Unlike the punch bowl, this vessel does not announce its purpose in its name. It is not used to hold your scorpions. This traditional ceramic tiki glass is used to hold the classic Polynesian beverage, the Scorpion Bowl. Typically painted with hula girls and punctuated with a volcano shot glass (which is filled with overproof rum and set ablaze), this large format cocktail vessel is perfect for getting an entire room full of people lit.

Tiki Mug

Anytime you have a funky-fresh tiki libation mixed up—like the Fogcutter or Grog—use this kitschy ceramic mug. Originating in the 1960s, these wacky mugs often depict Polynesian gods, island motifs, or skulls and are the only way to enjoy the tiki cocktail staples.

Hurricane Glass

Use this lampshade-shaped glass for long, tropical drinks like the Hurricane (of course) and the Singapore Sling. The glass allows the crushed ice to melt as you drink, typically lowering the proof and increasing the slushie nature of the cocktail.

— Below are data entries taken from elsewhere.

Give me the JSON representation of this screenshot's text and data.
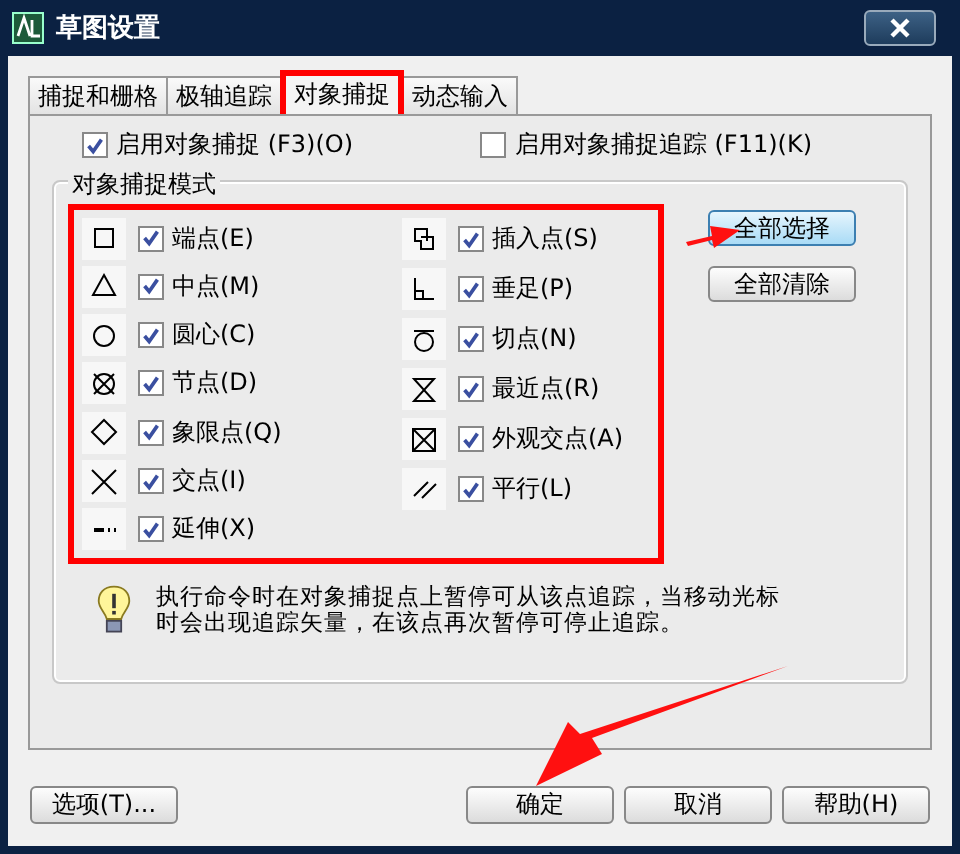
{
  "window": {
    "title": "草图设置"
  },
  "tabs": [
    {
      "label": "捕捉和栅格",
      "selected": false
    },
    {
      "label": "极轴追踪",
      "selected": false
    },
    {
      "label": "对象捕捉",
      "selected": true
    },
    {
      "label": "动态输入",
      "selected": false
    }
  ],
  "enable_snap": {
    "label": "启用对象捕捉 (F3)(O)",
    "checked": true
  },
  "enable_tracking": {
    "label": "启用对象捕捉追踪 (F11)(K)",
    "checked": false
  },
  "group": {
    "title": "对象捕捉模式"
  },
  "modes_left": [
    {
      "label": "端点(E)",
      "checked": true
    },
    {
      "label": "中点(M)",
      "checked": true
    },
    {
      "label": "圆心(C)",
      "checked": true
    },
    {
      "label": "节点(D)",
      "checked": true
    },
    {
      "label": "象限点(Q)",
      "checked": true
    },
    {
      "label": "交点(I)",
      "checked": true
    },
    {
      "label": "延伸(X)",
      "checked": true
    }
  ],
  "modes_right": [
    {
      "label": "插入点(S)",
      "checked": true
    },
    {
      "label": "垂足(P)",
      "checked": true
    },
    {
      "label": "切点(N)",
      "checked": true
    },
    {
      "label": "最近点(R)",
      "checked": true
    },
    {
      "label": "外观交点(A)",
      "checked": true
    },
    {
      "label": "平行(L)",
      "checked": true
    }
  ],
  "side_buttons": [
    {
      "label": "全部选择",
      "selected": true
    },
    {
      "label": "全部清除",
      "selected": false
    }
  ],
  "tip": "执行命令时在对象捕捉点上暂停可从该点追踪，当移动光标时会出现追踪矢量，在该点再次暂停可停止追踪。",
  "footer": {
    "options_button": "选项(T)...",
    "buttons": [
      "确定",
      "取消",
      "帮助(H)"
    ]
  }
}
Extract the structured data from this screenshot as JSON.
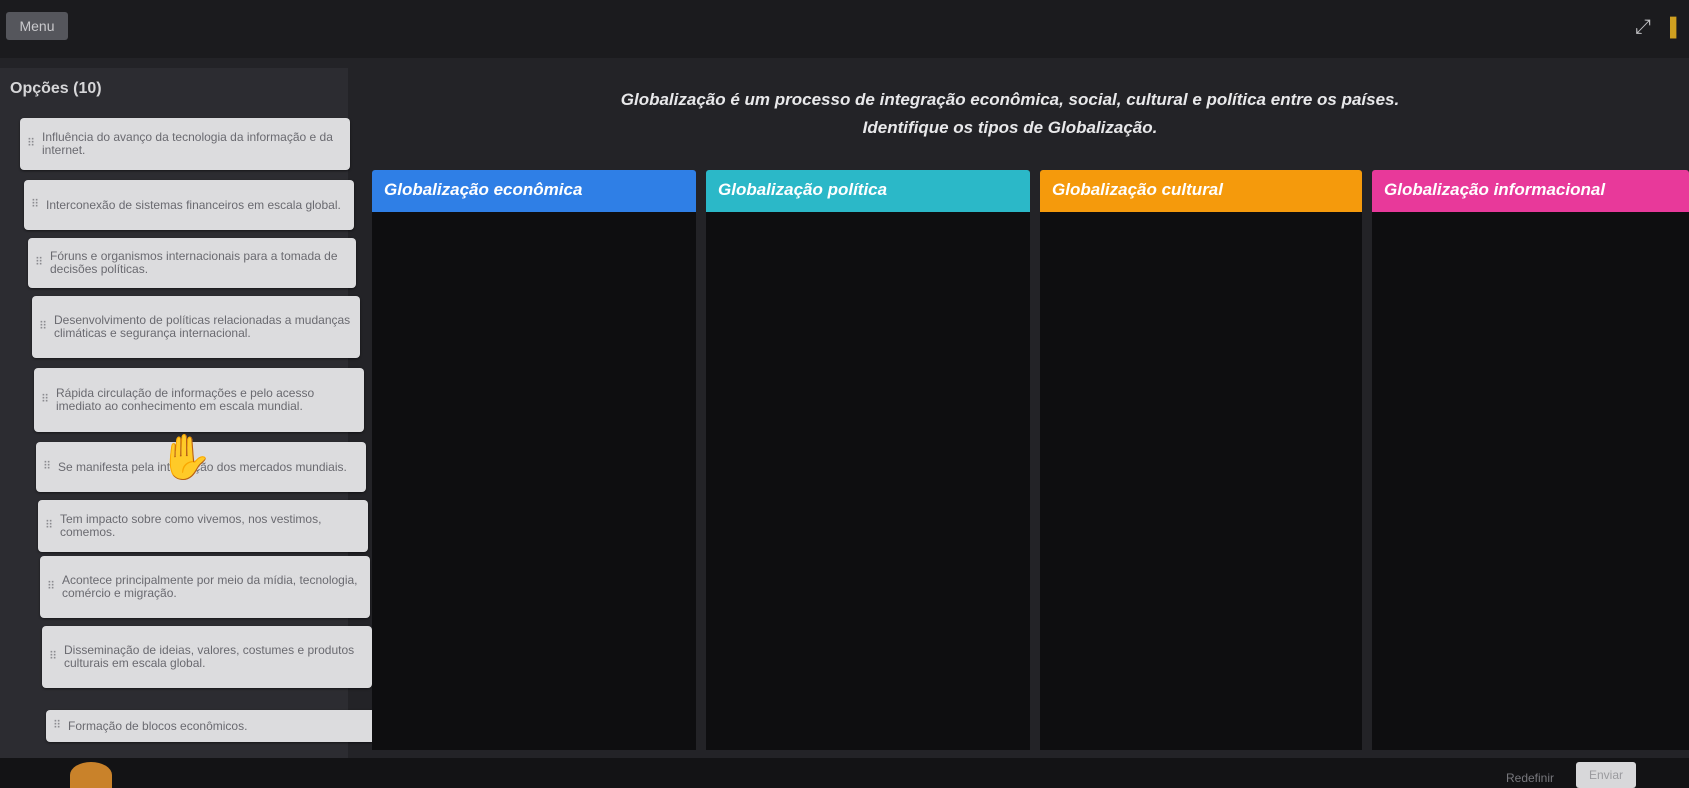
{
  "topbar": {
    "menu_label": "Menu",
    "fullscreen_icon": "fullscreen-icon"
  },
  "options": {
    "title": "Opções (10)",
    "items": [
      "Influência do avanço da tecnologia da informação e da internet.",
      "Interconexão de sistemas financeiros em escala global.",
      "Fóruns e organismos internacionais para a tomada de decisões políticas.",
      "Desenvolvimento de políticas relacionadas a mudanças climáticas e segurança internacional.",
      "Rápida circulação de informações e pelo acesso imediato ao conhecimento em escala mundial.",
      "Se manifesta pela integração dos mercados mundiais.",
      "Tem impacto sobre como vivemos, nos vestimos, comemos.",
      "Acontece principalmente por meio da mídia, tecnologia, comércio e migração.",
      "Disseminação de ideias, valores, costumes e produtos culturais em escala global.",
      "Formação de blocos econômicos."
    ]
  },
  "instructions": {
    "line1": "Globalização é um processo de integração econômica, social, cultural e política entre os países.",
    "line2": "Identifique os tipos de Globalização."
  },
  "columns": [
    {
      "label": "Globalização econômica",
      "color": "#2f7fe6"
    },
    {
      "label": "Globalização política",
      "color": "#2bb8c8"
    },
    {
      "label": "Globalização cultural",
      "color": "#f59a0c"
    },
    {
      "label": "Globalização informacional",
      "color": "#e8399a"
    }
  ],
  "footer": {
    "reset_label": "Redefinir",
    "send_label": "Enviar"
  }
}
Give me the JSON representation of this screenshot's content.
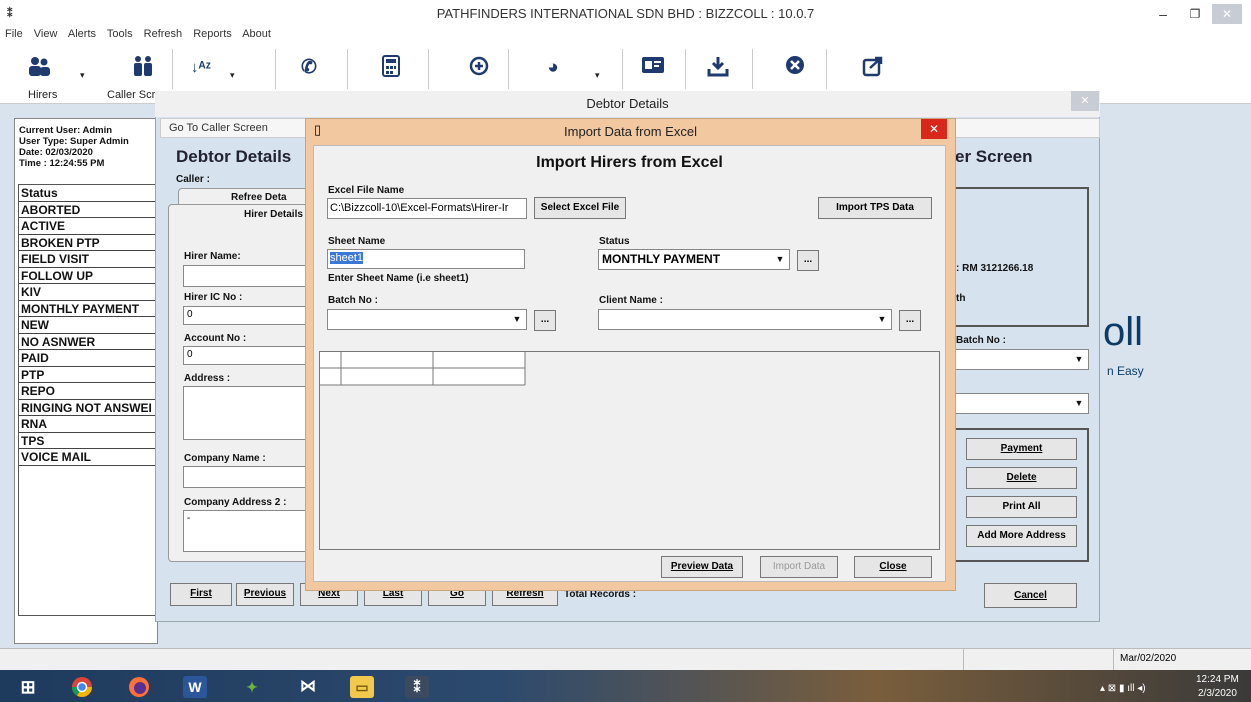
{
  "window": {
    "title": "PATHFINDERS INTERNATIONAL SDN BHD  :  BIZZCOLL  : 10.0.7",
    "min": "–",
    "max": "❐",
    "close": "✕"
  },
  "menu": [
    "File",
    "View",
    "Alerts",
    "Tools",
    "Refresh",
    "Reports",
    "About"
  ],
  "toolbar": {
    "hirers_label": "Hirers",
    "caller_label": "Caller Scre",
    "drop": "▾"
  },
  "left_panel": {
    "current_user": "Current User: Admin",
    "user_type": "User Type: Super Admin",
    "date": "Date: 02/03/2020",
    "time": "Time : 12:24:55 PM",
    "status_items": [
      "Status",
      "ABORTED",
      "ACTIVE",
      "BROKEN PTP",
      "FIELD VISIT",
      "FOLLOW UP",
      "KIV",
      "MONTHLY PAYMENT",
      "NEW",
      "NO ASNWER",
      "PAID",
      "PTP",
      "REPO",
      "RINGING NOT ANSWEI",
      "RNA",
      "TPS",
      "VOICE MAIL"
    ]
  },
  "debtor": {
    "title": "Debtor Details",
    "close": "✕",
    "go_caller": "Go To Caller Screen",
    "heading": "Debtor Details",
    "caller_label": "Caller :",
    "tab_refree": "Refree Deta",
    "tab_hirer": "Hirer Details",
    "hirer_name_label": "Hirer Name:",
    "hirer_ic_label": "Hirer IC No :",
    "hirer_ic_value": "0",
    "account_label": "Account No :",
    "account_value": "0",
    "address_label": "Address :",
    "company_label": "Company Name :",
    "company_addr_label": "Company Address 2 :",
    "company_addr_value": "-",
    "er_screen": "er Screen",
    "amount": ": RM 3121266.18",
    "th": "th",
    "batch_label": "Batch No :",
    "logo": "oll",
    "logo_sub": "n Easy",
    "btn_payment": "Payment",
    "btn_delete": "Delete",
    "btn_print_all": "Print All",
    "btn_add_more": "Add More Address",
    "btn_cancel": "Cancel",
    "btn_first": "First",
    "btn_previous": "Previous",
    "btn_next": "Next",
    "btn_last": "Last",
    "btn_go": "Go",
    "btn_refresh": "Refresh",
    "total_records": "Total Records :"
  },
  "import": {
    "title": "Import Data from Excel",
    "close": "✕",
    "heading": "Import Hirers from Excel",
    "excel_file_label": "Excel File Name",
    "excel_file_value": "C:\\Bizzcoll-10\\Excel-Formats\\Hirer-Ir",
    "select_btn": "Select Excel File",
    "import_tps_btn": "Import TPS Data",
    "sheet_label": "Sheet Name",
    "sheet_value": "sheet1",
    "sheet_hint": "Enter Sheet Name (i.e  sheet1)",
    "status_label": "Status",
    "status_value": "MONTHLY PAYMENT",
    "batch_label": "Batch No :",
    "client_label": "Client Name :",
    "ellipsis": "...",
    "preview_btn": "Preview Data",
    "import_btn": "Import Data",
    "close_btn": "Close"
  },
  "statusbar": {
    "date": "Mar/02/2020"
  },
  "taskbar": {
    "time": "12:24 PM",
    "date": "2/3/2020"
  }
}
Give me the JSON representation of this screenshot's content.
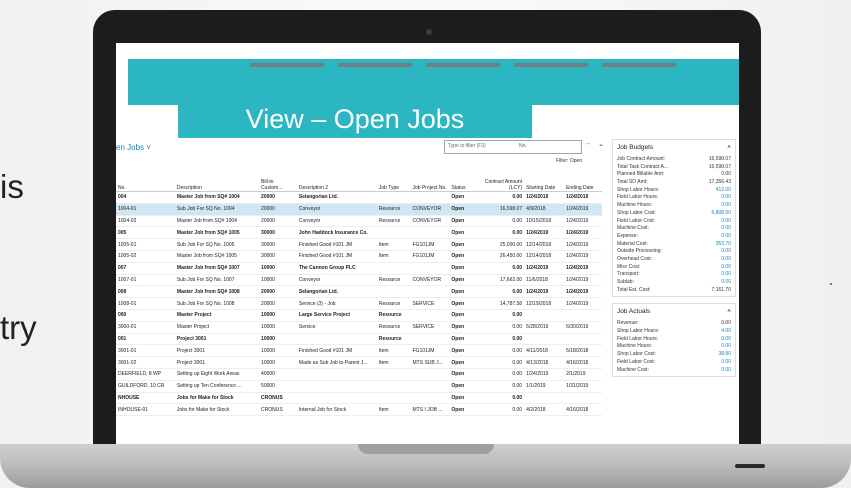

If you have a brown spirit such as scotch, bourbon, rum or Cognac, pour it in a snifter. As you cup the snifter in the palm of your hand, your body heat warms the glass and the liquor inside it, causing it to evaporate. Due to the narrowing top, the vapors are trapped in the glass, which enhances your aromatic experience of the spirit.

Copper Mug

Pseudoscience tells us that these metallic mugs will help keep your cocktails cold, but the truth is they’re more aesthetically pleasing than actually useful. The mug quickly takes on the cocktail’s icy temperature, fooling drinkers into believing that the mug is keeping their drink cold when really it’s not. That said, it’s not a real Moscow Mule unless it comes in its signature mug.

Cocktail Glass (or Martini Glass)

The cocktail glass meant well. Originally much smaller with an inverted triangular shape intended to enhance aromatics, the now massive glasses have become top-heavy and unwieldy. Go ahead and use these glasses for nostalgic purposes like ‘90s throwback parties, but in general, your bar is better off without them.